A learning style developed in childhood can impact either positively or negatively on how an adult learns. This is because both the adult and the child have different motivations for learning (Felder, 1988). A child that is highly developed in the area of visual learning might have difficulties learning in an adult class where visual aids are not being used. Likewise, if the adult has a well developed tactile learning ability and as an adult, is given so many textual materials to assimilate. The adult might end up doing badly.
In conclusion, it is important to, at least introduce the child to all of the learning contexts as a child so that when he/she becomes an adult and wants to learn, he/she can adapt, without much difficulty to whichever material is used in the process of teaching.
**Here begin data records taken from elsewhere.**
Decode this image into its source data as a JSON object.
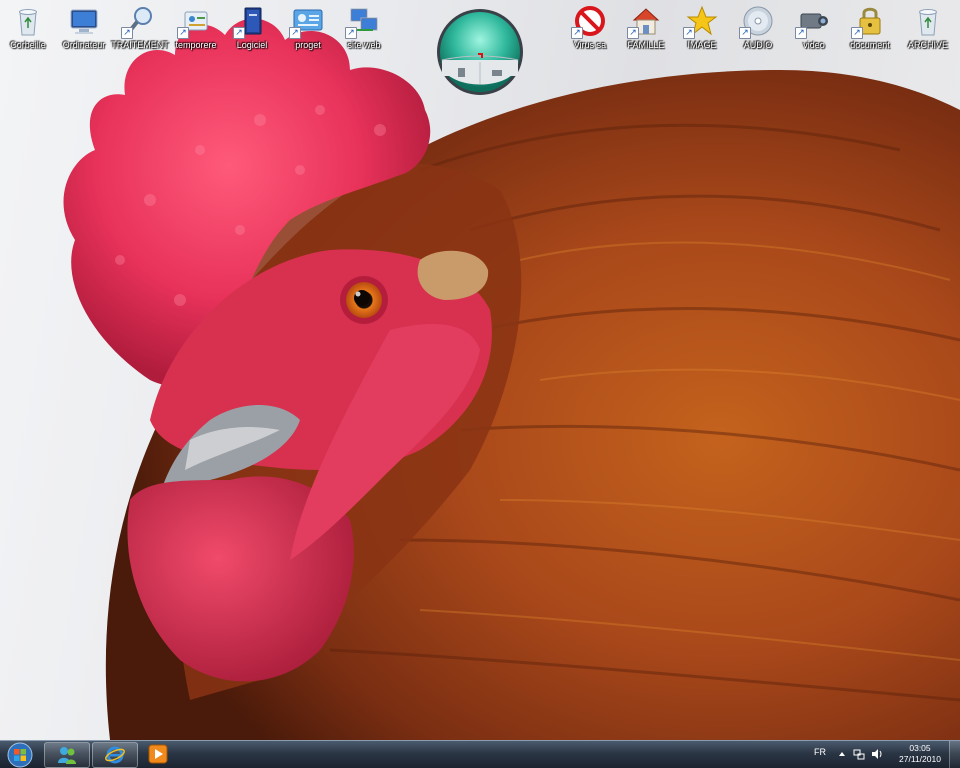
{
  "desktop": {
    "wallpaper": "rooster-closeup",
    "icons": [
      {
        "label": "Corbeille",
        "icon": "recycle-bin-icon",
        "shortcut": false
      },
      {
        "label": "Ordinateur",
        "icon": "computer-icon",
        "shortcut": false
      },
      {
        "label": "TRAITEMENT",
        "icon": "magnifier-icon",
        "shortcut": true
      },
      {
        "label": "temporere",
        "icon": "control-panel-icon",
        "shortcut": true
      },
      {
        "label": "Logiciel",
        "icon": "book-icon",
        "shortcut": true
      },
      {
        "label": "proget",
        "icon": "dashboard-icon",
        "shortcut": true
      },
      {
        "label": "site web",
        "icon": "network-icon",
        "shortcut": true
      },
      {
        "label": "Virus sa",
        "icon": "no-entry-icon",
        "shortcut": true
      },
      {
        "label": "FAMILLE",
        "icon": "house-icon",
        "shortcut": true
      },
      {
        "label": "IMAGE",
        "icon": "star-icon",
        "shortcut": true
      },
      {
        "label": "AUDIO",
        "icon": "disc-icon",
        "shortcut": true
      },
      {
        "label": "video",
        "icon": "camcorder-icon",
        "shortcut": true
      },
      {
        "label": "document",
        "icon": "padlock-icon",
        "shortcut": true
      },
      {
        "label": "ARCHIVE",
        "icon": "recycle-bin-icon",
        "shortcut": false
      }
    ]
  },
  "gadget": {
    "icon": "security-gadget-icon"
  },
  "taskbar": {
    "start_icon": "windows-logo-icon",
    "pinned": [
      {
        "icon": "messenger-icon"
      },
      {
        "icon": "internet-explorer-icon"
      },
      {
        "icon": "media-player-icon"
      }
    ],
    "language": "FR",
    "tray": [
      "chevron-up-icon",
      "network-tray-icon",
      "volume-icon"
    ],
    "clock": {
      "time": "03:05",
      "date": "27/11/2010"
    }
  }
}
Felder, R. M. (1988). Learning and Teaching Styles In Engineering Education. Engr. Education , 78 (7), 674 – 681.
Kelly, D. K. (2001). Characteristics, Theories, Motivations, Learning Environment. Dublin, Ireland.
Mehay, R. (1999). Learning Styles.